RECORDS FOR PROCESSING Start Marker

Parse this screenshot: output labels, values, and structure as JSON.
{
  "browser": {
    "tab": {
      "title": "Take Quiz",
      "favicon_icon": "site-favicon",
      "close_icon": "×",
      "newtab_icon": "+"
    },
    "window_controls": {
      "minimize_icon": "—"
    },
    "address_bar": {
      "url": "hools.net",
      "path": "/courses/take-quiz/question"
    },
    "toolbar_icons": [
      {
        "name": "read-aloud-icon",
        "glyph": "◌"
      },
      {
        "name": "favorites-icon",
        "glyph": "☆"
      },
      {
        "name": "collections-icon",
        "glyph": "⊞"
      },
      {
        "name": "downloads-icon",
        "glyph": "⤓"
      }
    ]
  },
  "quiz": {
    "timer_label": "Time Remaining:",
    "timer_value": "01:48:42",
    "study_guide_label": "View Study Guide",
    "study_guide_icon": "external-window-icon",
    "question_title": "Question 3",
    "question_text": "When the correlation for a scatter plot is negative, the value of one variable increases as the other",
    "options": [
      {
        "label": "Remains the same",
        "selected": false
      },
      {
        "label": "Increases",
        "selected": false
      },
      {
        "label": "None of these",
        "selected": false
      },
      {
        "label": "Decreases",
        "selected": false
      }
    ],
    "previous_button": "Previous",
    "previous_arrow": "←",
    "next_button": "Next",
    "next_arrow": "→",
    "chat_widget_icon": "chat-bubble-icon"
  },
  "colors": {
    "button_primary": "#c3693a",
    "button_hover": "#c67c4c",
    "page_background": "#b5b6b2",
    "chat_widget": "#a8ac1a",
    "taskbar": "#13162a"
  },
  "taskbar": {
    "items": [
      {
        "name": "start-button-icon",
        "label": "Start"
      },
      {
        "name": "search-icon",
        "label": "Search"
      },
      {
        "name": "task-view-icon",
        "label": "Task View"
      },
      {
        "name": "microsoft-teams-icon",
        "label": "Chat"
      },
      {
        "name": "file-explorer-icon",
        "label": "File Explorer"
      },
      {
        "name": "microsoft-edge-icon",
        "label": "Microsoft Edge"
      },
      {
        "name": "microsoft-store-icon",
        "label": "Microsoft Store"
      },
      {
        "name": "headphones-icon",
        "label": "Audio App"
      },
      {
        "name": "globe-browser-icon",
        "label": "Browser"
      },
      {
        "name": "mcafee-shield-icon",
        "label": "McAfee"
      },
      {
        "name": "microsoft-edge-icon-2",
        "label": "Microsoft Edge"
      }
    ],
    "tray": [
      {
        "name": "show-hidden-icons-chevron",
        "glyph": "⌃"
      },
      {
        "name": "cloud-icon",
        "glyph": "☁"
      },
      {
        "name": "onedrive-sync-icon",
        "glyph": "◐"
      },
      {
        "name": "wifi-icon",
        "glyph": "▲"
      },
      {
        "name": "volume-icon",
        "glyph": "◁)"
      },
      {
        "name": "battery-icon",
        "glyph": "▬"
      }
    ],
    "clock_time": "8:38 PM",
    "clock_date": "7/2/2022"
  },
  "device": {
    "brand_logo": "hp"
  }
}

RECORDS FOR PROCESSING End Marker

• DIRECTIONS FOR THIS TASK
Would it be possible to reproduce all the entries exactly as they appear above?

• RESPONSE
Parse this screenshot: output labels, values, and structure as JSON.
{
  "browser": {
    "tab": {
      "title": "Take Quiz",
      "favicon_icon": "site-favicon",
      "close_icon": "×",
      "newtab_icon": "+"
    },
    "window_controls": {
      "minimize_icon": "—"
    },
    "address_bar": {
      "url": "hools.net",
      "path": "/courses/take-quiz/question"
    },
    "toolbar_icons": [
      {
        "name": "read-aloud-icon",
        "glyph": "◌"
      },
      {
        "name": "favorites-icon",
        "glyph": "☆"
      },
      {
        "name": "collections-icon",
        "glyph": "⊞"
      },
      {
        "name": "downloads-icon",
        "glyph": "⤓"
      }
    ]
  },
  "quiz": {
    "timer_label": "Time Remaining:",
    "timer_value": "01:48:42",
    "study_guide_label": "View Study Guide",
    "study_guide_icon": "external-window-icon",
    "question_title": "Question 3",
    "question_text": "When the correlation for a scatter plot is negative, the value of one variable increases as the other",
    "options": [
      {
        "label": "Remains the same",
        "selected": false
      },
      {
        "label": "Increases",
        "selected": false
      },
      {
        "label": "None of these",
        "selected": false
      },
      {
        "label": "Decreases",
        "selected": false
      }
    ],
    "previous_button": "Previous",
    "previous_arrow": "←",
    "next_button": "Next",
    "next_arrow": "→",
    "chat_widget_icon": "chat-bubble-icon"
  },
  "colors": {
    "button_primary": "#c3693a",
    "button_hover": "#c67c4c",
    "page_background": "#b5b6b2",
    "chat_widget": "#a8ac1a",
    "taskbar": "#13162a"
  },
  "taskbar": {
    "items": [
      {
        "name": "start-button-icon",
        "label": "Start"
      },
      {
        "name": "search-icon",
        "label": "Search"
      },
      {
        "name": "task-view-icon",
        "label": "Task View"
      },
      {
        "name": "microsoft-teams-icon",
        "label": "Chat"
      },
      {
        "name": "file-explorer-icon",
        "label": "File Explorer"
      },
      {
        "name": "microsoft-edge-icon",
        "label": "Microsoft Edge"
      },
      {
        "name": "microsoft-store-icon",
        "label": "Microsoft Store"
      },
      {
        "name": "headphones-icon",
        "label": "Audio App"
      },
      {
        "name": "globe-browser-icon",
        "label": "Browser"
      },
      {
        "name": "mcafee-shield-icon",
        "label": "McAfee"
      },
      {
        "name": "microsoft-edge-icon-2",
        "label": "Microsoft Edge"
      }
    ],
    "tray": [
      {
        "name": "show-hidden-icons-chevron",
        "glyph": "⌃"
      },
      {
        "name": "cloud-icon",
        "glyph": "☁"
      },
      {
        "name": "onedrive-sync-icon",
        "glyph": "◐"
      },
      {
        "name": "wifi-icon",
        "glyph": "▲"
      },
      {
        "name": "volume-icon",
        "glyph": "◁)"
      },
      {
        "name": "battery-icon",
        "glyph": "▬"
      }
    ],
    "clock_time": "8:38 PM",
    "clock_date": "7/2/2022"
  },
  "device": {
    "brand_logo": "hp"
  }
}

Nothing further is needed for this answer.